Crop input suppliers had enough inventory this year to get growers through the season despite snarls in the supply chain, but they are forecasting tight supplies and higher costs in 2022.
Nutrien Ag Solutions has its agronomists in the field building crop plans with farmer customers, taking into account what the company knows today about availability and pricing, which change daily, said Jeff Tarsi, senior vice president of North America retail for the company.
“Yesterday, we had price changes on glyphosate, for instance, that were pretty substantial,” he said during Farm Journal’s latest “Farm Country Update” podcast.
Things are changing every day, every hour, he said.
“But we have to be flexible in our business, and our growers have to be flexible and they are flexible on a day-to-day basis,” he said.
The company can make changes to help growers mitigate supply issues, he said.
“We have alternatives, we know what those alternatives are and I feel comfortable with those alternatives,” he said.
“I can’t emphasize strongly enough how important it is to get out ahead from a crop-planning standpoint and sit down and talk about what you’re planning on doing,” he said.
That way, suppliers can take the changes they know about and mitigate them, he said.
It’s important to keep in mind that despite supply chain issues, farmers still have options, said Allan Gray, director of the Center for Food and Agribusiness at Purdue University.

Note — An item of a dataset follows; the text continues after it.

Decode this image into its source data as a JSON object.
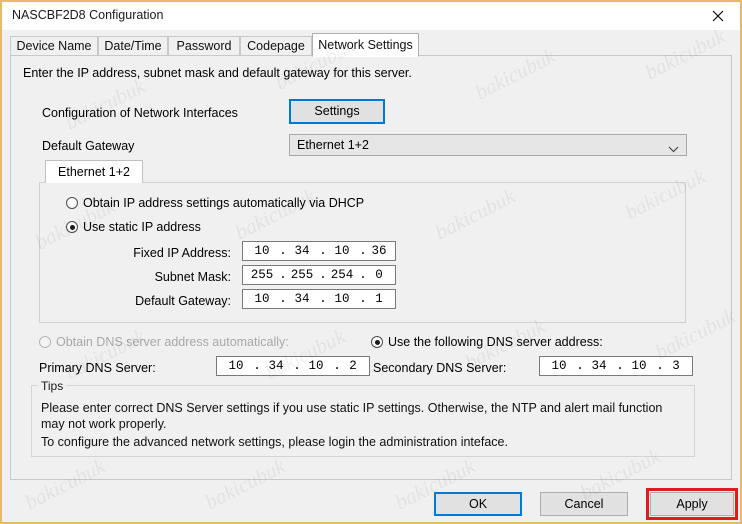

“This is not a dire situation where they’re not going to get anything done or are not going to be able to produce food,” he said.
“We’re going to do it differently. We’re going to choose active ingredients we haven’t used before. We’re going to do different kinds of production activities that we haven’t done before or haven’t thought about before,” he said.
From a farmer perspective, that might be a good thing. And it might be a good deal for suppliers, giving them opportunities to interact with farmers to think about solutions they might not have thought of before, he said.
What he worries about on the agribusiness side is that suppliers could end up in trouble if their farmer customer finds something else works as good as or better than product they’ve been selling, he said.
When suppliers are managing their inventory system, they’re worried about running out of stock or whether they can get a customer back once they’ve lost him, he said.
“And that’s why I think that within the industry there’s a fair amount of panic, including things like, you know, hoarding and over-ordering stock so we try to make sure that doesn’t happen to us,” he said.
It’s a natural reaction when suppliers are trying to figure out how to manage the situation, he said.